Does anyone know what the meaning of "Rumgejuxe" is? I assume it is related to "juxen" or something, but I'm not sure. I googled it, but it does not have many matches.
There are a few nouns of the form Ge- + -e derived from verbs:
das Gebrüll(e), Gehabe, Gelaber(e), Geklopfe, Gelache, Gerede, Getue, Gezanke, ...
The meaning is pejorative, i.e. the activity denoted by the noun is perceived as being unpleasant.
So Gejuxe is a noun derived from juxen (to joke). The prefix (he)rum literally means around; here, it denotes an activity without a goal (as it can in English as well). Which leads us to Rumgejuxe ~ the act of joking around.
In addition to David Vogt's answer: Some of the verb + Ge constructs in popular speech combine with Rum, some not:
Verb + Ge + Rum
- Rumgejuxe (obviously)
- Rumgeschreie (Hört endlich mit dem Rumgeschreie auf!)
- Rumgedudel (typically with a musical instrument, or a radio)
- Rumgeklimper (on a piano)
- Rumgefuhrwerke (rare, rather: das Rumfuhrwerken)
- Rumgeklopfe (here start craft trades or home improvement activities)
- Rumgeschnipple (with scissors, also: Rumgeschnippel)
- Rumgesauge (with a vacuum cleaner; could also refer to a suckling)
- Rumgekaspere (difficulties to find the correct spelling show us that all these words are never used in writing)
Contrary to that I am not aware of a popular Rum prefix for
If one searches for reasons of semantical logic, I would suggest: all the Rumge- words refer to activities of a person that create noise or motion suitable to annoy others. Gehabe, in contrast, refers rather to a posture or attitude not actually emitting noise or motion.
The Rumge- double prefix is very productive. You can use it on any verb fitting the above description. So, you could try to use
if your girlfriend does not stop blow-drying her hair for hours. But I have never met that word in actual use.

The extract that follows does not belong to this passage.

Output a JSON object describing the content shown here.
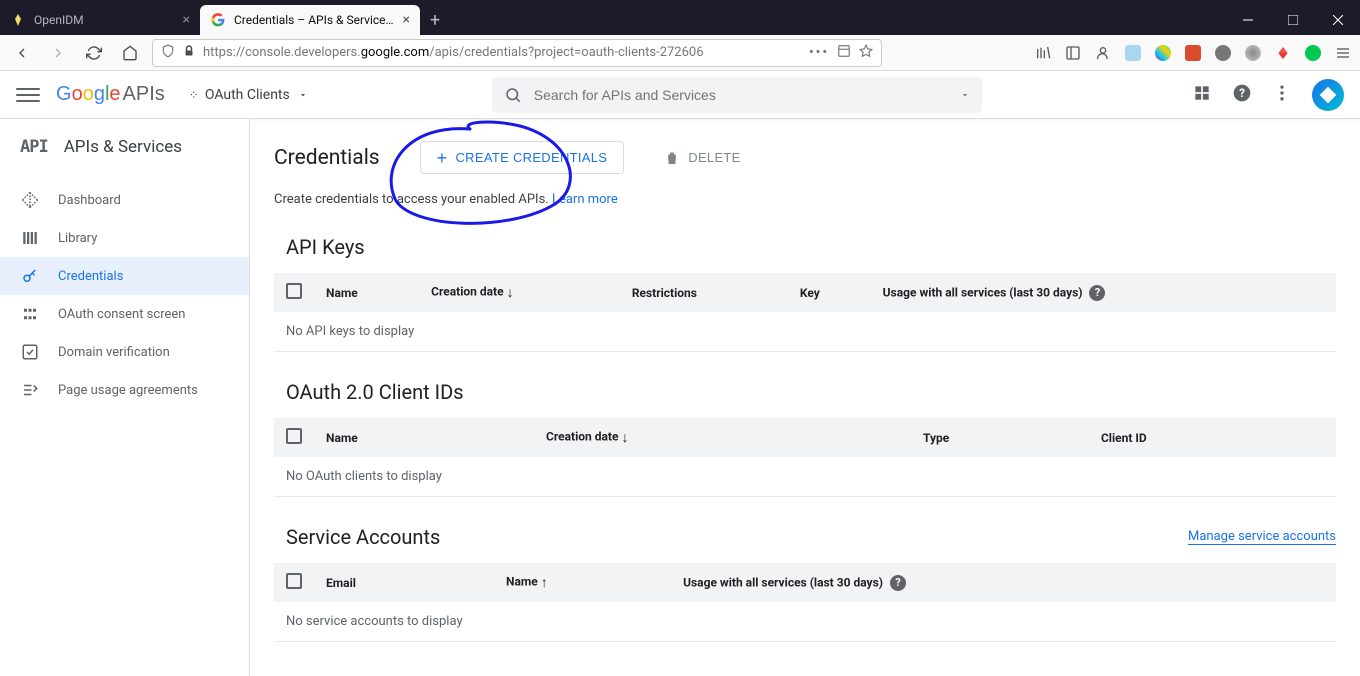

Note that all these words are pretty much restricted to oral, casual communication. You would not find them in written communication (unless of course in literature depicting oral speech as in drama). Using them correctly in oral communication, however, would be an indicator of a high level of command of German. (Not least because they would be hard to find in a dictionary.)
The closer your word is to the proper, correct, precise, formal word for the action, the more respect you have for the way it's being done. If the word you use is close to, but not exactly "correct", you're just being casual (and as somebody pointed out, you're probably speaking, not writing). If you get further away, you're being disrespectful or downright insulting.
Example: your Rumgejuxe. Juxen is a correct, formal word for joking, and rum is short for herum (around), so juxen means you're joking around, casually, like with your buddies. Juxerei is another version. These are not insulting, merely casual.
Now, if you use a word that could be applicable, is more generic and further from the proper word, e.g., getue or rumgetue (doing around), it starts to get into the realm of serious disrespect. You're saying what's being done might not even be recognizable as joking, it's so bad. If you were to use geschrei (screaming), this is a flatly incorrect description of the action, and thus very far from correct, and definitely insulting.
In English this is sort of like saying you saw someone's trumpet performance vs show vs messing around vs screeching.